Originally I intended to post this recipe way back in autumn. It was inspired by the most curiously looking oyster mushrooms I’d ever seen and hence could walk past. The first savoy cabbage made an appearance as well as one of my season’s favourites: chestnuts!
However, time went by and I started to think about Christmas and what to cook and remembered how incredibly delicious these parcels were (honestly, I sat in awe in front of the empty plate, wondering how I possibly could have created something like this). To me this would just be the perfect main dish for a vegetarian (or vegan) Christmas dinner.

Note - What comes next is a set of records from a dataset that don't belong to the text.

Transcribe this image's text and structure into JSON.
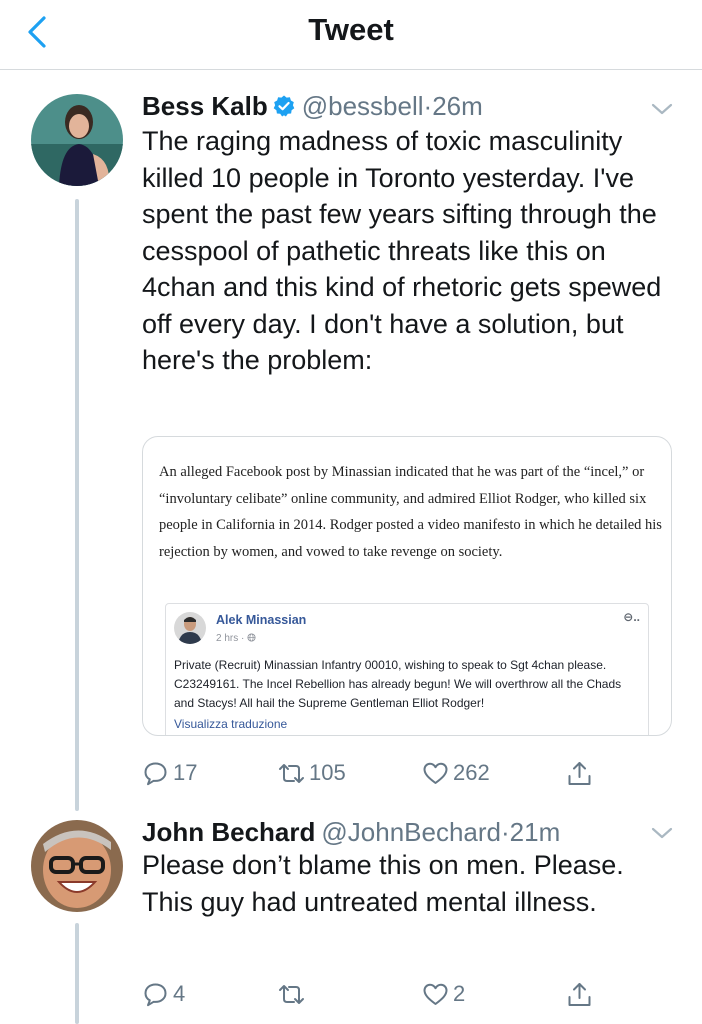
{
  "header": {
    "title": "Tweet",
    "back_icon": "chevron-left-icon"
  },
  "tweets": [
    {
      "display_name": "Bess Kalb",
      "verified": true,
      "handle": "@bessbell",
      "separator": "·",
      "time": "26m",
      "text": "The raging madness of toxic masculinity killed 10 people in Toronto yesterday. I've spent the past few years sifting through the cesspool of pathetic threats like this on 4chan and this kind of rhetoric gets spewed off every day. I don't have a solution, but here's the problem:",
      "media": {
        "article_text": "An alleged Facebook post by Minassian indicated that he was part of the “incel,” or “involuntary celibate” online community, and admired Elliot Rodger, who killed six people in California in 2014. Rodger posted a video manifesto in which he detailed his rejection by women, and vowed to take revenge on society.",
        "fb_post": {
          "name": "Alek Minassian",
          "time": "2 hrs · ",
          "options": "⊖..",
          "text": "Private (Recruit) Minassian Infantry 00010, wishing to speak to Sgt 4chan please. C23249161. The Incel Rebellion has already begun! We will overthrow all the Chads and Stacys! All hail the Supreme Gentleman Elliot Rodger!",
          "translate": "Visualizza traduzione"
        }
      },
      "actions": {
        "replies": "17",
        "retweets": "105",
        "likes": "262"
      }
    },
    {
      "display_name": "John Bechard",
      "verified": false,
      "handle": "@JohnBechard",
      "separator": "·",
      "time": "21m",
      "text": "Please don’t blame this on men. Please.  This guy had untreated mental illness.",
      "actions": {
        "replies": "4",
        "retweets": "",
        "likes": "2"
      }
    }
  ],
  "colors": {
    "accent": "#1da1f2",
    "muted": "#657786",
    "border": "#d6dadd",
    "fb_link": "#365899"
  }
}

And of course they would also make a wonderful side dish – although they pose a real threat to steel the roast’s show.
A note on chestnuts: I used pre-cooked, vacuum-packed chestnuts, because I had just used up all the fresh ones I bought this autumn (cauliflower and chestnut puree with butter roasted chestnuts on top became a new favourite side dish of mine). And I have to admit that for many, many years I shunned the effort to peel fresh chestnuts, especially since a few years ago my family brought back lots of them from a hiking trip to the ‘Pfalz’ (a German region in the south-west) where one can collect them in the woods. Peeling them turned out to be quite horrific and ended up with a lot of pain from under our fingernails. This year however I learned the perfect trick how to get rid of that nasty peel (it’s the skin underneath the shell that is making this a though one). Make a cross-cut in the flat side of the shell and then SOAK them in some water for at least an hour before you roast them in the oven for about 30 minutes (at ca. 200°C). After that treatment the peeling really is much easier.
Savoy cabbage pralines with a chestnut-hazelnut filling on oyster mushrooms (this recipe will make 4-5 pralines)
1 savoy cabbage
350g oyster mushrooms
2 red onions
butter or coconut oil (for a vegan version)
sea salt, black pepper, nutmeg, thyme
Soak 100g of the hazelnuts overnight in water.
Wash the large, outer leaves of the cabbage and cut out the very though stalks at the bottom with a V-cut, but try to keep the leaf as intact as possible. Blanch the leaves for no more than 3 minutes in salted, simmering water and then place them immediately in a bowl of very cold water water or rinse them with cool water in order to stop the cooking process and the keep their green colour.
Purée the soaked hazelnuts with 150ml fresh water. Add 150g of the chestnuts and purée them as well, but leave them a little chunky. Chop 300g of the oyster mushrooms and sauté them in a pan with 1/2 tbsp of butter, salt and pepper. Mix with the puree and generously season with nutmeg.
Finely slice the onions. Using a thick bottomed pan on low temperature, melt a tbsp of butter and very slowly roast the onions. This will take 20-25 minutes. They will slowly soften and become translucent – you can salt them then – and then will turn crispy and brown, but be careful not to burn them.
In the meantime pat dry the cabbage leaves and place three leaves on top of each other so that they are overlapping in the middle. Place 2-3 tbsp of the filling in the middle, form a parcel and bind it up with kitchen string. Place the parcels on a baking tray, sprinkle with a little oil and roast in the oven at 180°C for about 15 minutes in the oven (the cabbage should not dry out too much).
Cut a few of the remaining hazelnuts in halves, roast all of them in a pan and set aside. If the remaining chestnuts are very big, half them as well and sauté them together with the whole oyster mushrooms you have left in 1/2 tbsp of butter. Season with salt and pepper.
Arrange the mushrooms and the chestnuts on the plate, place the parcels on top and generously sprinkle with onions and hazelnuts.